OPINIONS

Seven down, three to go

The quarter system lends itself well to passing friendships and temporary identities. Ten weeks pass at a clip, and quarters end, years end, college ends. When you don’t stay in one place for too long, you can be the person you are in that moment without having to think about the person you are in the long run. You can be a blip.

Or, you can put forth a Herculean effort to make yourself permanent in a stranger’s life. It is no small task to make a true friend in a class that meets twice a week for 10 weeks. First, you have to get over being shy. Your 20s are not the time to back out of a conversation because you are too scared to keep talking. So my mom tells me, since I give in to my shyness all too often. Second, you need to resist the temptation to always sit by the people you know. When I walk into HumBio lecture I see several distinct nation-states flying their sorority flags. I’m just as guilty, and always sit by the same two or three people who I know. The stakes are higher with the compressed time frame of the quarter system, so step up to the plate and meet those stakes. Reach out. Take a risk.

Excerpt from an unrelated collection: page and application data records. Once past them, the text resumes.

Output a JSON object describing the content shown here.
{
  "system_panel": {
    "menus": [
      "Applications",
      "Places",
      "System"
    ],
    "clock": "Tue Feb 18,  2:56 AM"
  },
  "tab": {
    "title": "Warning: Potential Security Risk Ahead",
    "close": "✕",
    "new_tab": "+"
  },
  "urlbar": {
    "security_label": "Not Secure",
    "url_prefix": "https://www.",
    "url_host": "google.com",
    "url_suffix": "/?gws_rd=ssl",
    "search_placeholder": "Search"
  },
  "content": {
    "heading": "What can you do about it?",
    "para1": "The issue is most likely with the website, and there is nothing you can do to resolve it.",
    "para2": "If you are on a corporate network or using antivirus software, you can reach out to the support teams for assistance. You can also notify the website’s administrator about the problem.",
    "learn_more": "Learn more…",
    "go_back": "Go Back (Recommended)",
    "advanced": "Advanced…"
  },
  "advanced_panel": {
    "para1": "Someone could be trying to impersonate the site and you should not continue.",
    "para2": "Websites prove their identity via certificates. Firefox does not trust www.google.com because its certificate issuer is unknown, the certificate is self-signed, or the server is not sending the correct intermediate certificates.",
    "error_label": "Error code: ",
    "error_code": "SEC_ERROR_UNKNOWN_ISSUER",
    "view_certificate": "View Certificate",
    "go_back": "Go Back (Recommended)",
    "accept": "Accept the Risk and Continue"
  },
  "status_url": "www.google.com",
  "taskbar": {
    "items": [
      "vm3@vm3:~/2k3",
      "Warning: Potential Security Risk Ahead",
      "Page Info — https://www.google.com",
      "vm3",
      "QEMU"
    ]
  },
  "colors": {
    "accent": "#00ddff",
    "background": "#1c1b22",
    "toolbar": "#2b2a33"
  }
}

Third, you have to be open to the brave souls who do venture to meet people in class. Many of the adults in my life talk vaguely about meeting people in their lectures when they were in college, the chance encounters that sparked lifelong friendships. Maybe their reminiscences are true. If so, those fondly-remembered encounters are far less ubiquitous than alums make them out to be. So if someone does have the chutzpah to break the tacit laws of indifference between strangers in lecture, honor that, and be open to what they have to say.

You are surrounded by people who also got into Stanford. Chances are they have something interesting to say. Go learn someone’s story. You can be shy when you’re old. Seek to understand where someone is coming from, and soon you can seek to be understood.

Amused? Confused? Outraged? Share your thoughts with Renée at rdonovan@stanford.edu. 

About Renee Donovan

Renee was born and raised in San Francisco and has a serious love affair with the city. Last year she took a leave of absence to pursue a career in ballet and modern dance at Tisch School of the Arts in New York. She is glad to be back at Stanford, and especially glad to be back in California. She is an avid backpacker, Faulkner enthusiast, fair-to-middling guitarist, and wholehearted aviation nerd. She hopes to bring an amusing and provocative voice to the Daily in her opinion column, and urges the Stanford community to offer her their suggestions, questions, and criticism to keep the dialogue going on campus.